Ceremony of Deception by Jannifer Hoffman
Moments later the drums signaled the beginning of the ceremony. It was time. The fear
that Jessie had so carefully veiled now jumped to her throat. Misgivings descended on
her. Maybe Samar was right, this idea was insane and the men would kill her the first
chance they got. White men, after all, did not need a reason to kill. Her stomach
lurched and she swallowed hard to quell the rising nausea.
“Are you ready?” Lishana asked.
Jessie took a deep breath, turning to Kintoca. “Will you please get Paco ready.
Make sure there is nothing on him that will give me away. I will need an Indian saddle
and tie this to it.” She handed him the bundle of belongings she’d packed earlier.
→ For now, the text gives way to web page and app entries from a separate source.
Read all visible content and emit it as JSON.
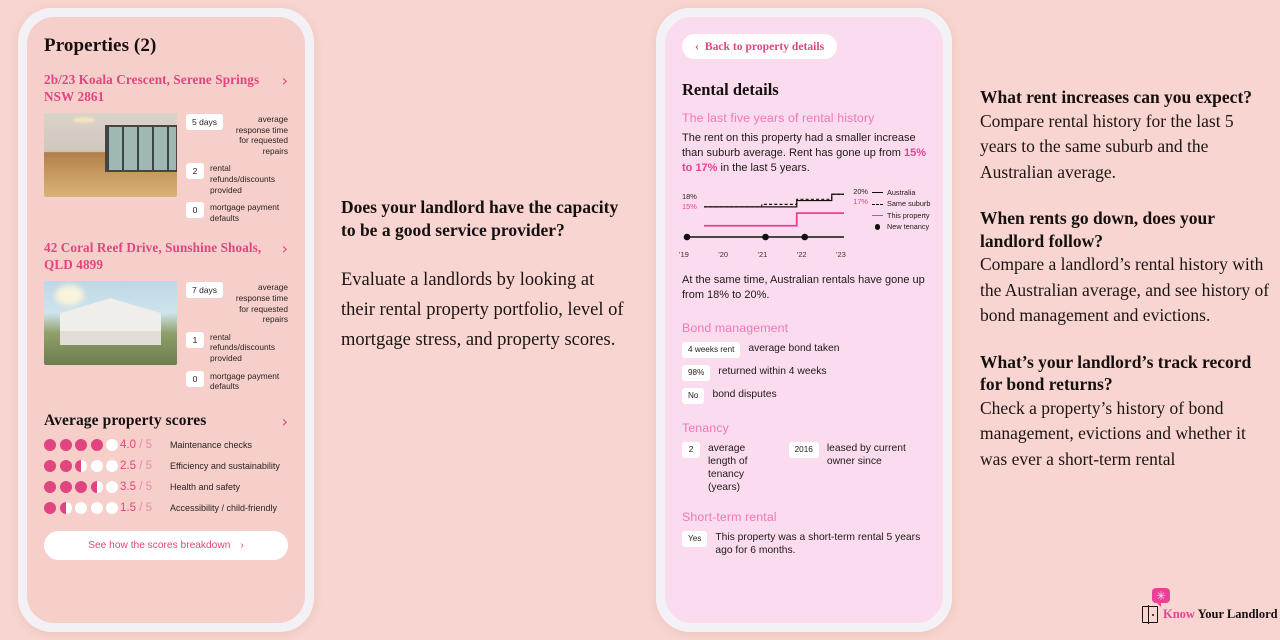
{
  "brand": {
    "name_first": "Know",
    "name_rest": " Your Landlord",
    "bubble_glyph": "✳",
    "accent": "#ec3f96",
    "page_bg": "#f8d5d0"
  },
  "left_phone": {
    "title": "Properties (2)",
    "chevron": "›",
    "properties": [
      {
        "address": "2b/23 Koala Crescent, Serene Springs NSW 2861",
        "stats": [
          {
            "value": "5 days",
            "label": "average response time for requested repairs"
          },
          {
            "value": "2",
            "label": "rental refunds/discounts provided"
          },
          {
            "value": "0",
            "label": "mortgage payment defaults"
          }
        ]
      },
      {
        "address": "42 Coral Reef Drive, Sunshine Shoals, QLD 4899",
        "stats": [
          {
            "value": "7 days",
            "label": "average response time for requested repairs"
          },
          {
            "value": "1",
            "label": "rental refunds/discounts provided"
          },
          {
            "value": "0",
            "label": "mortgage payment defaults"
          }
        ]
      }
    ],
    "scores_title": "Average property scores",
    "scores": [
      {
        "value": "4.0",
        "denominator": "/ 5",
        "label": "Maintenance checks",
        "filled": 4,
        "half": false
      },
      {
        "value": "2.5",
        "denominator": "/ 5",
        "label": "Efficiency and sustainability",
        "filled": 2,
        "half": true
      },
      {
        "value": "3.5",
        "denominator": "/ 5",
        "label": "Health and safety",
        "filled": 3,
        "half": true
      },
      {
        "value": "1.5",
        "denominator": "/ 5",
        "label": "Accessibility / child-friendly",
        "filled": 1,
        "half": true
      }
    ],
    "cta_label": "See how the scores breakdown",
    "cta_chevron": "›"
  },
  "right_phone": {
    "back_label": "Back to property details",
    "back_chevron": "‹",
    "title": "Rental details",
    "section_history": "The last five years of rental history",
    "history_text_1": "The rent on this property had a smaller increase than suburb average. Rent has gone up from ",
    "history_highlight": "15% to 17%",
    "history_text_2": " in the last 5 years.",
    "aus_text": "At the same time, Australian rentals have gone up from 18% to 20%.",
    "section_bond": "Bond management",
    "bond_rows": [
      {
        "value": "4 weeks rent",
        "label": "average bond taken"
      },
      {
        "value": "98%",
        "label": "returned within 4 weeks"
      },
      {
        "value": "No",
        "label": "bond disputes"
      }
    ],
    "section_tenancy": "Tenancy",
    "tenancy_rows": [
      {
        "value": "2",
        "label": "average length of tenancy (years)"
      },
      {
        "value": "2016",
        "label": "leased by current owner since"
      }
    ],
    "section_short": "Short-term rental",
    "short_rows": [
      {
        "value": "Yes",
        "label": "This property was a short-term rental 5 years ago for 6 months."
      }
    ]
  },
  "chart_data": {
    "type": "line",
    "title": "The last five years of rental history",
    "xlabel": "",
    "ylabel": "",
    "x": [
      "'19",
      "'20",
      "'21",
      "'22",
      "'23"
    ],
    "xlim": [
      2019,
      2023
    ],
    "ylim": [
      14,
      21
    ],
    "grid": false,
    "legend_position": "right",
    "start_labels": {
      "australia": "18%",
      "this_property": "15%"
    },
    "end_labels": {
      "australia": "20%",
      "this_property": "17%"
    },
    "series": [
      {
        "name": "Australia",
        "style": "solid-black",
        "color": "#15100f",
        "values": [
          18,
          18,
          18,
          19,
          20
        ]
      },
      {
        "name": "Same suburb",
        "style": "dashed-black",
        "color": "#15100f",
        "values": [
          18,
          18,
          18.4,
          19.2,
          20
        ]
      },
      {
        "name": "This property",
        "style": "solid-pink",
        "color": "#ea3f94",
        "values": [
          15,
          15,
          15,
          17,
          17
        ]
      }
    ],
    "markers": {
      "name": "New tenancy",
      "color": "#15100f",
      "x": [
        "'19",
        "'21",
        "'22"
      ]
    },
    "legend": [
      "Australia",
      "Same suburb",
      "This property",
      "New tenancy"
    ]
  },
  "copy_middle": {
    "question": "Does your landlord have the capacity to be a good service provider?",
    "answer": "Evaluate a landlords by looking at their rental property portfolio, level of mortgage stress, and property scores."
  },
  "copy_right": [
    {
      "question": "What rent increases can you expect?",
      "answer": "Compare rental history for the last 5 years to the same suburb and the Australian average."
    },
    {
      "question": "When rents go down, does your landlord follow?",
      "answer": "Compare a landlord’s rental history with the Australian average, and see history of bond management and evictions."
    },
    {
      "question": "What’s your landlord’s track record for bond returns?",
      "answer": "Check a property’s history of bond management, evictions and whether it was ever a short-term rental"
    }
  ]
}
“It will be done,” he said hesitating, then quickly added, “Be careful, Neeva, I have
become very fond of you and I do not wish to see further harm come to you.”
She grasped his arms. “Thank you, Kintoca, you have been a true and faithful friend.
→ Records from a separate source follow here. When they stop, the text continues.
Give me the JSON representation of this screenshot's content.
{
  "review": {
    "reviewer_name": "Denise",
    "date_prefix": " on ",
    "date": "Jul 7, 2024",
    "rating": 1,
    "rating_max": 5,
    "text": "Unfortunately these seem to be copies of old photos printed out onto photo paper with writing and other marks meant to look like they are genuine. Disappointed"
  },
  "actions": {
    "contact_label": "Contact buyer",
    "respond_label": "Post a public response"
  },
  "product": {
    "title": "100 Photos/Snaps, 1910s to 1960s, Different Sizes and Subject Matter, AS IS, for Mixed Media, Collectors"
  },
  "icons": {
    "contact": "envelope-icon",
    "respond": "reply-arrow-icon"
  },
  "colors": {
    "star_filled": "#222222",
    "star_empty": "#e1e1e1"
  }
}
Do not worry, I will be careful.”
Scott Cordell, followed by Buck Mallory, was led to the center of the perimeter. Giggling
children crowded close snatching curious glimpses at the mysterious white men. This
occasion was quite different from the one that had taken place the night before. There
were no fires and no dances of celebration, only the monotone beat of a single drum and the
inquisitive stares of the spectators who were forming a line between the prisoners and the
lodge that housed the bride.
“Stop grumbling, Scottie,” Buck quipped, “she might not be too bad.”
Scott was not amused. “You can afford to talk so bloody smart. You’re not the one
in this mess. And by the way, why was I chosen to be the groom. Why not you?
And is it my imagination or are all these people laughing? So help me if this is some
kind of a joke you clowning Irishman—”